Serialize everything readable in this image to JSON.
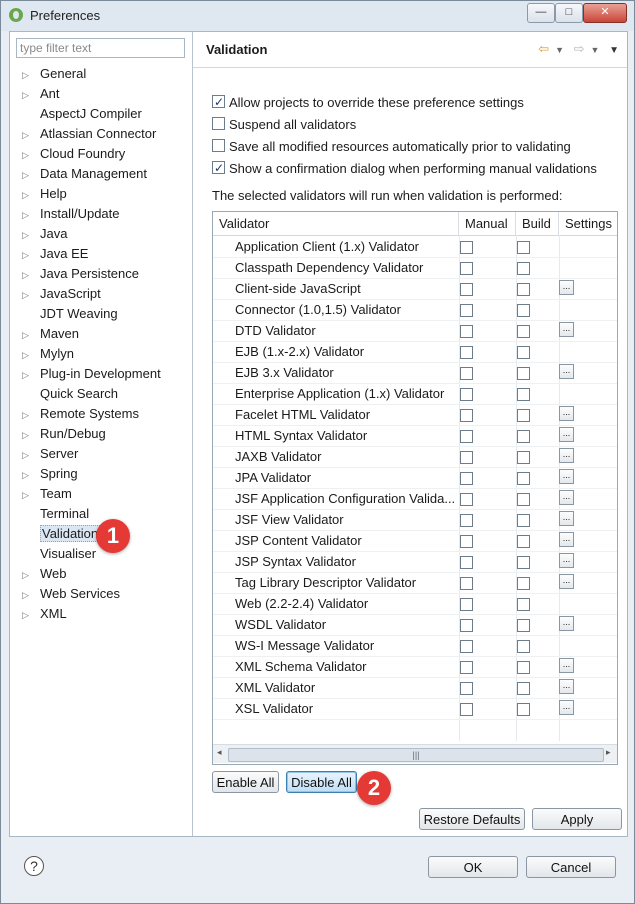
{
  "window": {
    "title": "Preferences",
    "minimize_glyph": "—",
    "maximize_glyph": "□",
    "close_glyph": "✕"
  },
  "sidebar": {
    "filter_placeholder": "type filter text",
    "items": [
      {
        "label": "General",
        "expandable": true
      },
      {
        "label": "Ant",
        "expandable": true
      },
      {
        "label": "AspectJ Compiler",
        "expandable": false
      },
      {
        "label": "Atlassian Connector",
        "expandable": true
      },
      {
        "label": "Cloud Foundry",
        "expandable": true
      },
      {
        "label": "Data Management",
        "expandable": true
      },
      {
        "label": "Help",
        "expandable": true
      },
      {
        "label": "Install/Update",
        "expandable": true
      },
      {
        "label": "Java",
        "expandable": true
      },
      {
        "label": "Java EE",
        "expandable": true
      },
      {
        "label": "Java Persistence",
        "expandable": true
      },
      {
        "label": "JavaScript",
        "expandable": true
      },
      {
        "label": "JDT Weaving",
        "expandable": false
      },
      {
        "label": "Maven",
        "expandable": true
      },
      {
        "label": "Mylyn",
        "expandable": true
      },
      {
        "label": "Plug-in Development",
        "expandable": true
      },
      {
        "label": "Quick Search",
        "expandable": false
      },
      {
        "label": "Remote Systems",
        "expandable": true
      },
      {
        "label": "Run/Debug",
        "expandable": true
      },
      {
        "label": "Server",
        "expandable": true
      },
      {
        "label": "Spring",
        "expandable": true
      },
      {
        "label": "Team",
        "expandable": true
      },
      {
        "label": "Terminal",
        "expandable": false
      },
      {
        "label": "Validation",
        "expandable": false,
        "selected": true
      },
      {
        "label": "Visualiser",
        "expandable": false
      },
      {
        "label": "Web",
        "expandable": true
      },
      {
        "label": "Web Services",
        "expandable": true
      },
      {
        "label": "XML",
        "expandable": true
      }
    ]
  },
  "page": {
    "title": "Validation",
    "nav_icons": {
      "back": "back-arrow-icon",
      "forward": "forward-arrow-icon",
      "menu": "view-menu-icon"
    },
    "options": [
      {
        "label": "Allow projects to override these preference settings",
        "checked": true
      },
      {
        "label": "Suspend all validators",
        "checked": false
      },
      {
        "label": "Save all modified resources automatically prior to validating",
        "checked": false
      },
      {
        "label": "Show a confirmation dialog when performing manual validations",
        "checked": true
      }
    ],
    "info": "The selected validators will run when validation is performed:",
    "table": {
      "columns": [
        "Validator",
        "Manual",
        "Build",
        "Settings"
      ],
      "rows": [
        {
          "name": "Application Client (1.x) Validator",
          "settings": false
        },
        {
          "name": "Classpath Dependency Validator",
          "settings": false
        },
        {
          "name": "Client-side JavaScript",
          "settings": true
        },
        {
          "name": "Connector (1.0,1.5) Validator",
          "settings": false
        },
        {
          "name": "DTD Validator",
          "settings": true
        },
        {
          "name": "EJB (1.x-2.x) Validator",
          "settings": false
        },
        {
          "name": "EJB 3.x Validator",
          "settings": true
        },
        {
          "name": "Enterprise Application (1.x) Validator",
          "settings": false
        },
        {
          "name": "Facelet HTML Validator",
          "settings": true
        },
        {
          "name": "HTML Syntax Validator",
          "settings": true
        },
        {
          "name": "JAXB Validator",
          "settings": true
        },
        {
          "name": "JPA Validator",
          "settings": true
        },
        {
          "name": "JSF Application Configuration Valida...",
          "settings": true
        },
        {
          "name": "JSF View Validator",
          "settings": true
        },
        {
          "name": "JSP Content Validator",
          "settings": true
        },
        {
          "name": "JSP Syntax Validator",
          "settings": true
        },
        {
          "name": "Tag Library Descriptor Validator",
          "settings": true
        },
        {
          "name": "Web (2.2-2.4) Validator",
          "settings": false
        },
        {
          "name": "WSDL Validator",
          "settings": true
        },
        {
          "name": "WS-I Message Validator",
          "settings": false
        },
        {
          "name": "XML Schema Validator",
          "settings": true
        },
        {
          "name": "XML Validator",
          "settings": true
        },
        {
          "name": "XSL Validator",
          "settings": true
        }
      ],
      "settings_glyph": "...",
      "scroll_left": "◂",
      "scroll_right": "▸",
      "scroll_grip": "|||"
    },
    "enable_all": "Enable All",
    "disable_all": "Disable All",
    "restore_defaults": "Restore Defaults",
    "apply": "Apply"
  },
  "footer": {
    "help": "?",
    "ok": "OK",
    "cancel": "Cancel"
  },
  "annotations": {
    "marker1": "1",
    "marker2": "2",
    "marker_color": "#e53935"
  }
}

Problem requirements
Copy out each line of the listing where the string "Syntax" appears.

Exercise output
          "name": "HTML Syntax Validator",
          "name": "JSP Syntax Validator",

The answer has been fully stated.